January 22nd, 2013 by Tim Greenhalgh
We proceed in fits and starts in this new age, which, despite our protestations, is a part of the continuum that regulates and defines our procession towards the goals we hold dear.
Nothing can illuminate this more clearly than our current passion for mobile connectivity. At a time when large areas of the landmasses that qualify as the British Isles do not have any connection capability to the internet, we laud the rise of mobile (myself among the crowd).
But when you step back, just half a step, you see quite clearly that this new age is built on a raft of dreams.
This is not to say that the connected economy will not be built, far from it. But it will be built with more dislocations and inequalities than any other age.
To take a broad and inexact sweep from history, the Victorians with capital understood the nature of communications much more precisely than us, I believe.
They knew that to build a communications facility, a major road or railway line for example, would add value to the wealth of the nation and to them because this construction would raise the speed of production and exchange.
It is less clear in our more complex present age how the construction of new connections can benefit both the wealth of the nation and the more hidden corporate structures, rather than individuals or small groups that seek profit from the risk enterprise.
The very fact that connectivity is an extant and growing social concern is witness to the unique problems we have in making distributable money from circuits and conduits.
An expert on Victorian history could provide comparative advice on whether this is a replication of the communications inequalities of that age but I cannot.
What I do see is the building of a highly fragmented series of networks that do two things.
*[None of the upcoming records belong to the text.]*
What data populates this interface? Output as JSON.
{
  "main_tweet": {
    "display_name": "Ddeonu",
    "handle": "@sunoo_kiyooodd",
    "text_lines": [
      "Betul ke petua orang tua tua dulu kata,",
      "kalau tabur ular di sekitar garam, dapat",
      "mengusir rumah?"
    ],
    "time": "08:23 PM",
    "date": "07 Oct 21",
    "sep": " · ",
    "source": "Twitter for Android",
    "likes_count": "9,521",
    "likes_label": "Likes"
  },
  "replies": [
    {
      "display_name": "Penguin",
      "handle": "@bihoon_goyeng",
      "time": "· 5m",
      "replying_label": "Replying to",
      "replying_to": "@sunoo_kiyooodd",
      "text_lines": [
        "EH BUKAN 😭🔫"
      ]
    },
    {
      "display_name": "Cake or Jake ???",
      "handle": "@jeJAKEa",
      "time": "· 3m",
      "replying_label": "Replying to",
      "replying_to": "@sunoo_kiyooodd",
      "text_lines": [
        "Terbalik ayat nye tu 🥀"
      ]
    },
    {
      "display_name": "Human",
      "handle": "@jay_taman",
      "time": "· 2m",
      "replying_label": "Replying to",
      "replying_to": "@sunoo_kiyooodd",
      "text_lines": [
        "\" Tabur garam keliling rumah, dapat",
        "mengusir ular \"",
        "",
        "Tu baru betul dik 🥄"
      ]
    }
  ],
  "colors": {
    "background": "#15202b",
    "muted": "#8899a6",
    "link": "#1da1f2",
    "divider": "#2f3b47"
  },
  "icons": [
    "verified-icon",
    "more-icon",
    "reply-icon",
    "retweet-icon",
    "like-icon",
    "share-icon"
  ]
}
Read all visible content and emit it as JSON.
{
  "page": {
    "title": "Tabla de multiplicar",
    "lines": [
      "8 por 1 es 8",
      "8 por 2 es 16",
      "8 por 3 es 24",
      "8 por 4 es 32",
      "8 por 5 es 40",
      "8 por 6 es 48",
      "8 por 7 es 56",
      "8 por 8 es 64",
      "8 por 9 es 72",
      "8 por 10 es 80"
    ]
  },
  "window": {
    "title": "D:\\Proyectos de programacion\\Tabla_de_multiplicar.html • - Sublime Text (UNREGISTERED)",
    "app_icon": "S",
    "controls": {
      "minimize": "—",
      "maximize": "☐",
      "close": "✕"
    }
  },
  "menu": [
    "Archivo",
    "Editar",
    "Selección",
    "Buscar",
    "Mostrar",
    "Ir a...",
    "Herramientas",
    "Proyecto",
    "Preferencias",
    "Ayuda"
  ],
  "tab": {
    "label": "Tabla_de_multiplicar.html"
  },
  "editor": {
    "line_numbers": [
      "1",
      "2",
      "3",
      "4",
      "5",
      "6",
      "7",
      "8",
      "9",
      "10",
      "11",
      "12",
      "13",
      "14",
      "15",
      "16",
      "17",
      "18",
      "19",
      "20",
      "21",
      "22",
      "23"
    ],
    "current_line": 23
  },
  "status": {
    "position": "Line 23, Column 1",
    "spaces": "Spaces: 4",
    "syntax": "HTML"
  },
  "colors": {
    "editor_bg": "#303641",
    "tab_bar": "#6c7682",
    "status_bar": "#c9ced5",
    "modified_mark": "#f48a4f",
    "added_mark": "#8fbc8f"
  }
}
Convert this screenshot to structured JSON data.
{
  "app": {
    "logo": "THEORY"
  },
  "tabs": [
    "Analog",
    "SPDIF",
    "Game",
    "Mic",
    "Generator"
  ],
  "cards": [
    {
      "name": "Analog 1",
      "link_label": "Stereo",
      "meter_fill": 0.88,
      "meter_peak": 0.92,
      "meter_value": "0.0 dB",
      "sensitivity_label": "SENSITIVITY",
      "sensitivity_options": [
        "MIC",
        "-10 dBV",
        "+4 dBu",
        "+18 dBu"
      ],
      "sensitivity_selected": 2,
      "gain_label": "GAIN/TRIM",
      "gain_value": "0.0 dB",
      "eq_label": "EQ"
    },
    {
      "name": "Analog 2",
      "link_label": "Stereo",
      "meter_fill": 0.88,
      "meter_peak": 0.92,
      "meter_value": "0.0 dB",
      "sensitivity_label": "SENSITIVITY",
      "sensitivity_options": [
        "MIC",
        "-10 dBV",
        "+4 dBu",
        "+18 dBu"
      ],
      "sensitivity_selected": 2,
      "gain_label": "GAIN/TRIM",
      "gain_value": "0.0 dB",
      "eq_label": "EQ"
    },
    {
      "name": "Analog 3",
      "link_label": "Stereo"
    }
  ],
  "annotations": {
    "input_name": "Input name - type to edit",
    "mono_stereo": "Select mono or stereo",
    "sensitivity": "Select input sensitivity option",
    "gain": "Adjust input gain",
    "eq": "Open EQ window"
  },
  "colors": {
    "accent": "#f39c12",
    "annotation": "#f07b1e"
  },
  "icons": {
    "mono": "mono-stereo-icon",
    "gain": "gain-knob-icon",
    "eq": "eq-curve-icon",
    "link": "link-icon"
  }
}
First, they always, without fail, promise more than they ever deliver. Second, the companies who are building these conduits ally with device manufacturers to deflect attention from the structural inadequacies of their offerings.
This uneven development “strategy” has no benefit apart from the enormous profits, often subsidised by the taxpayer, that accrue to the builders of the new connected economy.
No doubt, my great grandchildren might look at this post and laugh aloud. I do hope so.